■ Action item ■
Extract, from the listing that follows, each line containing the word "name".
■ ■ ■ ■ ■
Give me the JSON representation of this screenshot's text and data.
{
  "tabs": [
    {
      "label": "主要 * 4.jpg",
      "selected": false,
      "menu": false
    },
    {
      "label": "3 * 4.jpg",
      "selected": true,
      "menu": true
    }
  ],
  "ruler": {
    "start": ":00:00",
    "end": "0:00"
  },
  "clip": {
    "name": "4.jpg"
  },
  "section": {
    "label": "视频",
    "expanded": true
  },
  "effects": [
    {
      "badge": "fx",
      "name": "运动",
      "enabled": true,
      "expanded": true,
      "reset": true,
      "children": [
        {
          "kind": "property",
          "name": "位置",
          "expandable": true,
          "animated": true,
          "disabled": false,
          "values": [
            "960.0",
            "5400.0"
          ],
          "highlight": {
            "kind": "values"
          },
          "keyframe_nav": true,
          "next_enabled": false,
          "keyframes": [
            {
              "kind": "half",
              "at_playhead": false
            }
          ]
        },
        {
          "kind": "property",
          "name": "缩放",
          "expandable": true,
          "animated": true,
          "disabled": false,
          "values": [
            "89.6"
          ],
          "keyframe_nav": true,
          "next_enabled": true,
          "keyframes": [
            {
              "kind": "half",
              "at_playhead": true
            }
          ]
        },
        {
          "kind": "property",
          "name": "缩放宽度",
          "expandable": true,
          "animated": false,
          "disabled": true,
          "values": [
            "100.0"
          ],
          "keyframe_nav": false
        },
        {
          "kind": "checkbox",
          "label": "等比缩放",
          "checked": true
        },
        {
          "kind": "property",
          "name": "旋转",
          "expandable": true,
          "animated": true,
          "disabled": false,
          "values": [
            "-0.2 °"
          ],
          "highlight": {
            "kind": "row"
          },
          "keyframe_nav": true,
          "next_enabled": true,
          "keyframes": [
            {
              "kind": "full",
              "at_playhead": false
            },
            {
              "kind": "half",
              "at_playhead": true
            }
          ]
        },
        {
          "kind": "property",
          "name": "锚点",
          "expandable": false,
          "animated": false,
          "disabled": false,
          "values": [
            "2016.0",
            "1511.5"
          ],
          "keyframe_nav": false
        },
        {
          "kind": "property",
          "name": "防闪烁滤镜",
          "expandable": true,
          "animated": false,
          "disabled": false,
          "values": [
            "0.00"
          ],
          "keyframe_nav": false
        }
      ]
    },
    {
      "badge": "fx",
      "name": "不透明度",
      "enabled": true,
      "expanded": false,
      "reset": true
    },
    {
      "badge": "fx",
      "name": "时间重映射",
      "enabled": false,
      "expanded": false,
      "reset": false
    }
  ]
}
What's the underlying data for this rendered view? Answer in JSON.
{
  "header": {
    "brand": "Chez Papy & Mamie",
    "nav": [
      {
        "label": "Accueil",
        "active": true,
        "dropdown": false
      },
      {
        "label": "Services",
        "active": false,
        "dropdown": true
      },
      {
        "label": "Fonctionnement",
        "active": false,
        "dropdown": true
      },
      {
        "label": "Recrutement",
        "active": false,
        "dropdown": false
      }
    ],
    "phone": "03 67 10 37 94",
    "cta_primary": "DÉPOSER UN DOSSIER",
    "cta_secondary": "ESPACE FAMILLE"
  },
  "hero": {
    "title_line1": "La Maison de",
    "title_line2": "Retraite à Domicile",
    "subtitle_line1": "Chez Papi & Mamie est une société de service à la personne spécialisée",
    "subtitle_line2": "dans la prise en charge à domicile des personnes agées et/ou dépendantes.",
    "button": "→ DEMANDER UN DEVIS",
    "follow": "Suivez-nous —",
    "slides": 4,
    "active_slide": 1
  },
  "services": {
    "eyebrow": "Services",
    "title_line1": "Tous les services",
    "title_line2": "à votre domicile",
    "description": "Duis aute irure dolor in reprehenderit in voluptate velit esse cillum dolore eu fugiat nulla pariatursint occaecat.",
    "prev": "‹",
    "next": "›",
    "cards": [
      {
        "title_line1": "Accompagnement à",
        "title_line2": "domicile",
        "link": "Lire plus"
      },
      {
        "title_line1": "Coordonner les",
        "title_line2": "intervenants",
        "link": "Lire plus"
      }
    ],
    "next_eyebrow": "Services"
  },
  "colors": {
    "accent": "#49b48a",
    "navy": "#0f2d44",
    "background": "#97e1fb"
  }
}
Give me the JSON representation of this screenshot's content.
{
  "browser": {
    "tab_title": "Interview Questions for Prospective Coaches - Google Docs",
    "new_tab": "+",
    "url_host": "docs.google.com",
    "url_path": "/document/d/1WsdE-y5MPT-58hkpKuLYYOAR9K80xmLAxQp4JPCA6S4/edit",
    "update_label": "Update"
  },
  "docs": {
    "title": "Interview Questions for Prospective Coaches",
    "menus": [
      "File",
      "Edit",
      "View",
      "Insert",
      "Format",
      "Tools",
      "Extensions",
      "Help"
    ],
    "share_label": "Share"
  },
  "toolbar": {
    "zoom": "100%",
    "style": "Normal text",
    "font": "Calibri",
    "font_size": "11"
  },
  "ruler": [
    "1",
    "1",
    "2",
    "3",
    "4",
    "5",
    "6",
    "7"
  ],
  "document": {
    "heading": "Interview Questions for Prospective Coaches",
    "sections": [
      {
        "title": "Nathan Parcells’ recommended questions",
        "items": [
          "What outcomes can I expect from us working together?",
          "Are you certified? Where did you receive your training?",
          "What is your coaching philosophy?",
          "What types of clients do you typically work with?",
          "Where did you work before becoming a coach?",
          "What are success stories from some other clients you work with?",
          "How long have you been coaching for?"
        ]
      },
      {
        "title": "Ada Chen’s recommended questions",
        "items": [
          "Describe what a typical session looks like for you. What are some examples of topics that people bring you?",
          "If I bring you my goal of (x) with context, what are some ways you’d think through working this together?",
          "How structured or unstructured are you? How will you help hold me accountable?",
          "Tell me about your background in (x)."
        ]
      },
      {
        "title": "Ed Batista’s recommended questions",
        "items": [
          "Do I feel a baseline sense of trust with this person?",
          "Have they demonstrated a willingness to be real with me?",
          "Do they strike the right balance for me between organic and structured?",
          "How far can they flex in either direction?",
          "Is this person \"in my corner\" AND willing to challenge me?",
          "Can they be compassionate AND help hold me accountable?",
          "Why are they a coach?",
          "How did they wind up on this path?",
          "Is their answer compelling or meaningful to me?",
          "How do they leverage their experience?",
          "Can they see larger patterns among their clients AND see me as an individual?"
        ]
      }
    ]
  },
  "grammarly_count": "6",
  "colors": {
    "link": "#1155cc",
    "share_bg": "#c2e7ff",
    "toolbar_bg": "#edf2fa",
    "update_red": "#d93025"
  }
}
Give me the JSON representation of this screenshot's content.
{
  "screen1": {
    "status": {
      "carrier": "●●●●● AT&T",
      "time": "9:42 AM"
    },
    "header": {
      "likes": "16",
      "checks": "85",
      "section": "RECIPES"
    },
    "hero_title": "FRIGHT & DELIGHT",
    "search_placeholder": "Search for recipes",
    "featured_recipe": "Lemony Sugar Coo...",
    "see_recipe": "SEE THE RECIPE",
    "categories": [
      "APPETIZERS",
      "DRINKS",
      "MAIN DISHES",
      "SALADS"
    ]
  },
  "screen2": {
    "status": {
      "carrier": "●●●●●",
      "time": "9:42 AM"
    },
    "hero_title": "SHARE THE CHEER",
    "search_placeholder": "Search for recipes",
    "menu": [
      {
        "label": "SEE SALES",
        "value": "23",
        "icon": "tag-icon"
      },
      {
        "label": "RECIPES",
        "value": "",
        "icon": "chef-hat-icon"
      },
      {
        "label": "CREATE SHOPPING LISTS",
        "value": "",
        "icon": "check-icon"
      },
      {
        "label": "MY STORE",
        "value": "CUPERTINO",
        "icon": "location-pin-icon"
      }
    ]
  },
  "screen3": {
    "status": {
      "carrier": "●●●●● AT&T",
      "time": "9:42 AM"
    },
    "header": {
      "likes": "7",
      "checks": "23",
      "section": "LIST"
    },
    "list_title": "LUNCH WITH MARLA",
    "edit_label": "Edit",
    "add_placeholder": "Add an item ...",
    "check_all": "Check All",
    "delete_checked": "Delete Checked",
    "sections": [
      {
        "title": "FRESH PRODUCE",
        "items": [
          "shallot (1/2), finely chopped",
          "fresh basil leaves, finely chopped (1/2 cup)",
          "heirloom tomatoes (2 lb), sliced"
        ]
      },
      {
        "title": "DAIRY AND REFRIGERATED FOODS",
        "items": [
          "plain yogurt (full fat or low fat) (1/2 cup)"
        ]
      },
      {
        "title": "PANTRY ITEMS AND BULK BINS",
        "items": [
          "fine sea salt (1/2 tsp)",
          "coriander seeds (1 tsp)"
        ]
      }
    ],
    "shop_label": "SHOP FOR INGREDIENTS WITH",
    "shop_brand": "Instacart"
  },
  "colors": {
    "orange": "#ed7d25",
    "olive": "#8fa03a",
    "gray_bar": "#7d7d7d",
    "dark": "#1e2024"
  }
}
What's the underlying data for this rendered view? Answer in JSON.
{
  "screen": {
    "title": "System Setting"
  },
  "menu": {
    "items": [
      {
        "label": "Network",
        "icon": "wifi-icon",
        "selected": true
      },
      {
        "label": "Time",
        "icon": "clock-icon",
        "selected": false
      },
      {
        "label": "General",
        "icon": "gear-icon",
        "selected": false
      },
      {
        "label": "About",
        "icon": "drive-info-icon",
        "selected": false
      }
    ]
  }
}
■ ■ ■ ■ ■
■ Exercise answer ■
    "name": "4.jpg"
      "name": "运动",
          "name": "位置",
          "name": "缩放",
          "name": "缩放宽度",
          "name": "旋转",
          "name": "锚点",
          "name": "防闪烁滤镜",
      "name": "不透明度",
      "name": "时间重映射",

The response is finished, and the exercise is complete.